======== RECORDED DATA
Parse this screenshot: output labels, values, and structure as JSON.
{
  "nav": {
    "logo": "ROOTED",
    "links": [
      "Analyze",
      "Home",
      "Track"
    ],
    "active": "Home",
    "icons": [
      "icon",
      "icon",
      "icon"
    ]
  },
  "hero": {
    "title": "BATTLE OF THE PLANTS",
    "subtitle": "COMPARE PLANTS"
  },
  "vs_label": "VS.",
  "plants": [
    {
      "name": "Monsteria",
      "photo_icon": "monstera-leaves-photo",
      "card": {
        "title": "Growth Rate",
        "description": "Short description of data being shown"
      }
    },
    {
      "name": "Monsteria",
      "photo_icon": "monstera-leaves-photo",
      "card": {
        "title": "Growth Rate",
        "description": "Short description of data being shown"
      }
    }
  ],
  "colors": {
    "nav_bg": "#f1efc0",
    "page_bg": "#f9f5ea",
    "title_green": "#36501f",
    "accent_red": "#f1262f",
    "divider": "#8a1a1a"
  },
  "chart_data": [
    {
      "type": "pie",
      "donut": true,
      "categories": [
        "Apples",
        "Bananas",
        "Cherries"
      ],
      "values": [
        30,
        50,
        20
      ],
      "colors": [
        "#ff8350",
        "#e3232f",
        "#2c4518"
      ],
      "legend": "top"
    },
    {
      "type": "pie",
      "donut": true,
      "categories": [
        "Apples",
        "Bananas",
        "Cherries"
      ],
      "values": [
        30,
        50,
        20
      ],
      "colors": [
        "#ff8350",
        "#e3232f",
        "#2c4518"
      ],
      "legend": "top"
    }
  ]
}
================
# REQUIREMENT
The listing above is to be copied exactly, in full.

# SOLUTION BELOW
Parse this screenshot: output labels, values, and structure as JSON.
{
  "nav": {
    "logo": "ROOTED",
    "links": [
      "Analyze",
      "Home",
      "Track"
    ],
    "active": "Home",
    "icons": [
      "icon",
      "icon",
      "icon"
    ]
  },
  "hero": {
    "title": "BATTLE OF THE PLANTS",
    "subtitle": "COMPARE PLANTS"
  },
  "vs_label": "VS.",
  "plants": [
    {
      "name": "Monsteria",
      "photo_icon": "monstera-leaves-photo",
      "card": {
        "title": "Growth Rate",
        "description": "Short description of data being shown"
      }
    },
    {
      "name": "Monsteria",
      "photo_icon": "monstera-leaves-photo",
      "card": {
        "title": "Growth Rate",
        "description": "Short description of data being shown"
      }
    }
  ],
  "colors": {
    "nav_bg": "#f1efc0",
    "page_bg": "#f9f5ea",
    "title_green": "#36501f",
    "accent_red": "#f1262f",
    "divider": "#8a1a1a"
  },
  "chart_data": [
    {
      "type": "pie",
      "donut": true,
      "categories": [
        "Apples",
        "Bananas",
        "Cherries"
      ],
      "values": [
        30,
        50,
        20
      ],
      "colors": [
        "#ff8350",
        "#e3232f",
        "#2c4518"
      ],
      "legend": "top"
    },
    {
      "type": "pie",
      "donut": true,
      "categories": [
        "Apples",
        "Bananas",
        "Cherries"
      ],
      "values": [
        30,
        50,
        20
      ],
      "colors": [
        "#ff8350",
        "#e3232f",
        "#2c4518"
      ],
      "legend": "top"
    }
  ]
}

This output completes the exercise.